17. Do something for yourself

Finding an activity that you enjoy doing outside of work can give you something to look forward to and will make your day go by faster. It could be anything from playing football with friends or going to a Zumba class. Whatever it is, make sure you allocate some time in your day to do something for yourself!

18. Disconnect from social media

Chances are you probably spend hours scrolling through Facebook and Instagram seeing successful influencers live a lavish lifestyle and run a successful business, which can often make you question your own life choices and stress you out. So, to avoid these feelings, disconnect from social media and spend some time in the evening to focus on your self-development.

19. Change your diet

The food that you eat can be affecting your mood and energy levels. While a sugary treat and junk food will initially make you feel good, it will make you hit a slump a few hours later. To keep your energy consistent throughout the day, snack on healthy alternatives and eat a balanced diet.

20. Consider changing careers

Despite your best efforts, it’s sometimes simply impossible to shift workplace burnout. If you find yourself in this situation, it may be time to consider finding a new job or changing careers altogether. Remember: some industries can be extremely stressful and difficult to cope with, so if you really can’t keep up, it’s really not a crime to consider your other options!
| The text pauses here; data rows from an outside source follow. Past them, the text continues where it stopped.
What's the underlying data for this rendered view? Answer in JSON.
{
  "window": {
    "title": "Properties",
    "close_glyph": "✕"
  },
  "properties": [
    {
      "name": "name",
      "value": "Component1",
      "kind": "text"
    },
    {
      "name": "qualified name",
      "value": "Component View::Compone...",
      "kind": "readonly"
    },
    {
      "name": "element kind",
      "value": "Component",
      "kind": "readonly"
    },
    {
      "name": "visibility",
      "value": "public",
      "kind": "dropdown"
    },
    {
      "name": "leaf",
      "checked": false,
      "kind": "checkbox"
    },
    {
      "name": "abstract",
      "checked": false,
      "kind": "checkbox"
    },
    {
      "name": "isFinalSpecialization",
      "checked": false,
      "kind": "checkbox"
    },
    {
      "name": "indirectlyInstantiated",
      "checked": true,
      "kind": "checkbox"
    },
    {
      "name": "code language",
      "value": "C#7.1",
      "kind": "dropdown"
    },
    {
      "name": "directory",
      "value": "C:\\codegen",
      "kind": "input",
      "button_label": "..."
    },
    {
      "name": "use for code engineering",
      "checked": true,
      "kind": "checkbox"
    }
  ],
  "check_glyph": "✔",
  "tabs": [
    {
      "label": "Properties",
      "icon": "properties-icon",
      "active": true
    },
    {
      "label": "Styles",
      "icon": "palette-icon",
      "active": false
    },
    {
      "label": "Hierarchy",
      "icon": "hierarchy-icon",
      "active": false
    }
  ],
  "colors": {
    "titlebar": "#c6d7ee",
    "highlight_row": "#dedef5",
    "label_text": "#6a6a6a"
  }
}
When it comes to the workplace, it’s important not to let a bad boss or industry pressure affect your health. Follow these tips to learn how to deal with burnout in the workplace before it’s too late.

Are you currently dealing with workplace burnout? How are you coping and working towards overcoming it? Let us know in the comments section below!

This article is an updated version of an earlier article originally published on 30 April 2018.